TASK ITEM:
Look for the line with "Give me the" in the entries below, then extract that line and all lines after it exactly, with pictures left out.

Entries from a dataset of interfaces:
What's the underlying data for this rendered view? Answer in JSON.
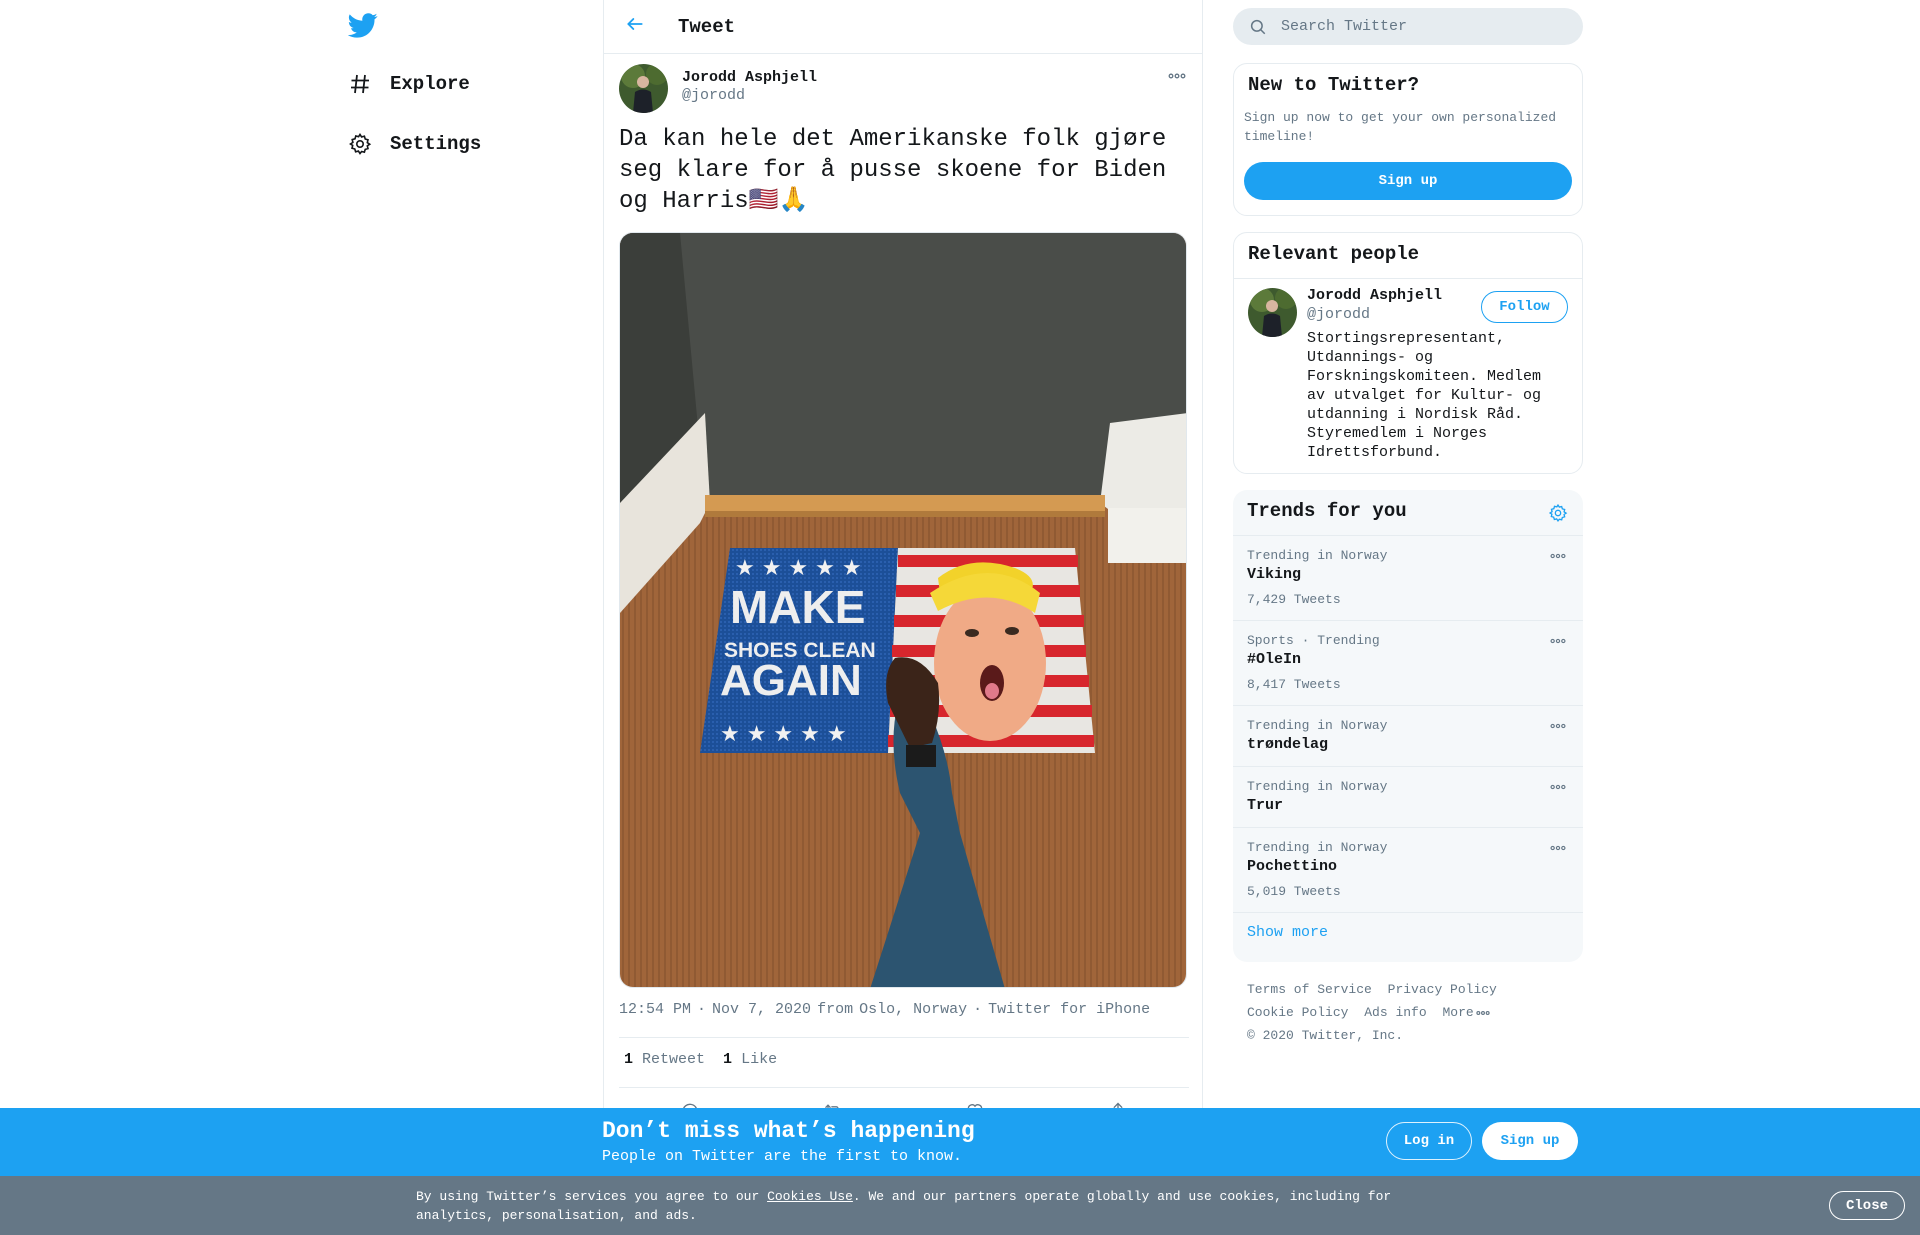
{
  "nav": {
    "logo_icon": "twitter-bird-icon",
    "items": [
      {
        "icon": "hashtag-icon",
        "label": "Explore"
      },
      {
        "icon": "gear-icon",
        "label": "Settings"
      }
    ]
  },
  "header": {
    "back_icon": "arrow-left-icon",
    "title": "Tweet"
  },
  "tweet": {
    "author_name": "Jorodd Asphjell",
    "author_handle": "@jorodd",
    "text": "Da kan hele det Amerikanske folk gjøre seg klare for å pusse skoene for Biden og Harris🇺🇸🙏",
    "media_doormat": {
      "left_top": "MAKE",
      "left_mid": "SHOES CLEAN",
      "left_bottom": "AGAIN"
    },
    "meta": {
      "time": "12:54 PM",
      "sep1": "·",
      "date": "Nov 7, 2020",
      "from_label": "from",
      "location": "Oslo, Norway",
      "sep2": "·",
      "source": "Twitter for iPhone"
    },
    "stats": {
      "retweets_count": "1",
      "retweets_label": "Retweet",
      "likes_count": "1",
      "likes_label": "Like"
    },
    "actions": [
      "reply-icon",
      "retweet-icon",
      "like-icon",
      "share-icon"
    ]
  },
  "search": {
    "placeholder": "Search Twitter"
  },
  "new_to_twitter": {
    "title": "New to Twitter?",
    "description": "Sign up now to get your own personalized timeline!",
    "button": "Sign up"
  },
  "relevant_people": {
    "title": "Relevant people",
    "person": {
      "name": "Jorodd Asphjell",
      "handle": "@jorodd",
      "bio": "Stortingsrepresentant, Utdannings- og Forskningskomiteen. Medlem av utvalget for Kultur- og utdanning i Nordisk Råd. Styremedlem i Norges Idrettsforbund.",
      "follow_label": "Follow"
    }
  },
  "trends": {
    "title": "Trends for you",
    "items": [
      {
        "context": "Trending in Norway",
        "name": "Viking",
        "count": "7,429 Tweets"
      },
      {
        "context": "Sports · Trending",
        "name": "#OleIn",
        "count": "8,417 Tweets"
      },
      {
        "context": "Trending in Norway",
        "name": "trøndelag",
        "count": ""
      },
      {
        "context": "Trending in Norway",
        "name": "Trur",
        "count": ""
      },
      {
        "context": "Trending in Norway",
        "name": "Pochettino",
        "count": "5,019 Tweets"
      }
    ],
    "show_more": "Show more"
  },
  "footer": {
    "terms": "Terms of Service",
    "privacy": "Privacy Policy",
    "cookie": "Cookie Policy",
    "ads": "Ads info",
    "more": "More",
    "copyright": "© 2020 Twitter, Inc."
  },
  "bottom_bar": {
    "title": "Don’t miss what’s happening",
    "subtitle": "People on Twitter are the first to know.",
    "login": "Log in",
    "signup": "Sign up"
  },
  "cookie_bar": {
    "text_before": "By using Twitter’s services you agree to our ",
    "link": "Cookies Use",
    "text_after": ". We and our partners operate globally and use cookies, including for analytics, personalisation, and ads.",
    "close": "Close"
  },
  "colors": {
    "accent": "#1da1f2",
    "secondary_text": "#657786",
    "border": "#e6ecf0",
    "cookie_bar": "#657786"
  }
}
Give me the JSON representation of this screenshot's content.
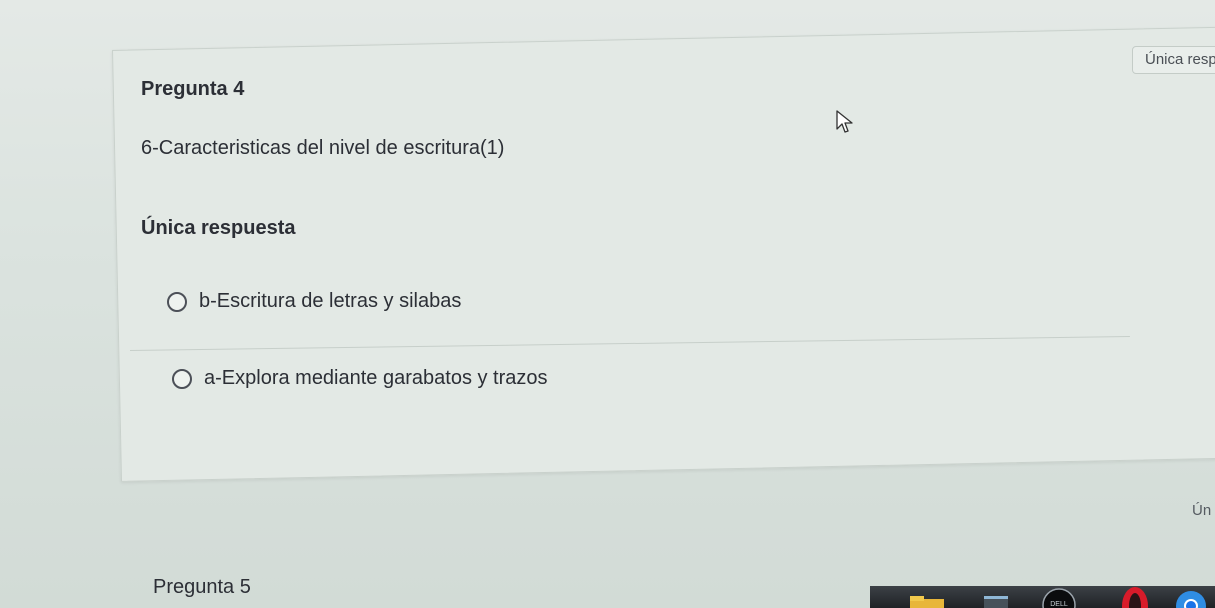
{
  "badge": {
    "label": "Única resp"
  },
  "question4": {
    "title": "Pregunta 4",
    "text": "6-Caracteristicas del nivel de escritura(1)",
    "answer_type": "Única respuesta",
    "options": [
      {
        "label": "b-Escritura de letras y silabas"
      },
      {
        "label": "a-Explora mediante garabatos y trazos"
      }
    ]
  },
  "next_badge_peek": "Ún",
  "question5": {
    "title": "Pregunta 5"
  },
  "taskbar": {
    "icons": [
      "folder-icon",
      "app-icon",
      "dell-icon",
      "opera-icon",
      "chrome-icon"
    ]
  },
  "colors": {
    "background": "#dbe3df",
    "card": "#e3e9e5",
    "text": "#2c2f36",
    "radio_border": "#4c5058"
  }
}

SOLUTION TO THIS PROBLEM:
Give me the JSON representation of this screenshot's content.
{
  "badge": {
    "label": "Única resp"
  },
  "question4": {
    "title": "Pregunta 4",
    "text": "6-Caracteristicas del nivel de escritura(1)",
    "answer_type": "Única respuesta",
    "options": [
      {
        "label": "b-Escritura de letras y silabas"
      },
      {
        "label": "a-Explora mediante garabatos y trazos"
      }
    ]
  },
  "next_badge_peek": "Ún",
  "question5": {
    "title": "Pregunta 5"
  },
  "taskbar": {
    "icons": [
      "folder-icon",
      "app-icon",
      "dell-icon",
      "opera-icon",
      "chrome-icon"
    ]
  },
  "colors": {
    "background": "#dbe3df",
    "card": "#e3e9e5",
    "text": "#2c2f36",
    "radio_border": "#4c5058"
  }
}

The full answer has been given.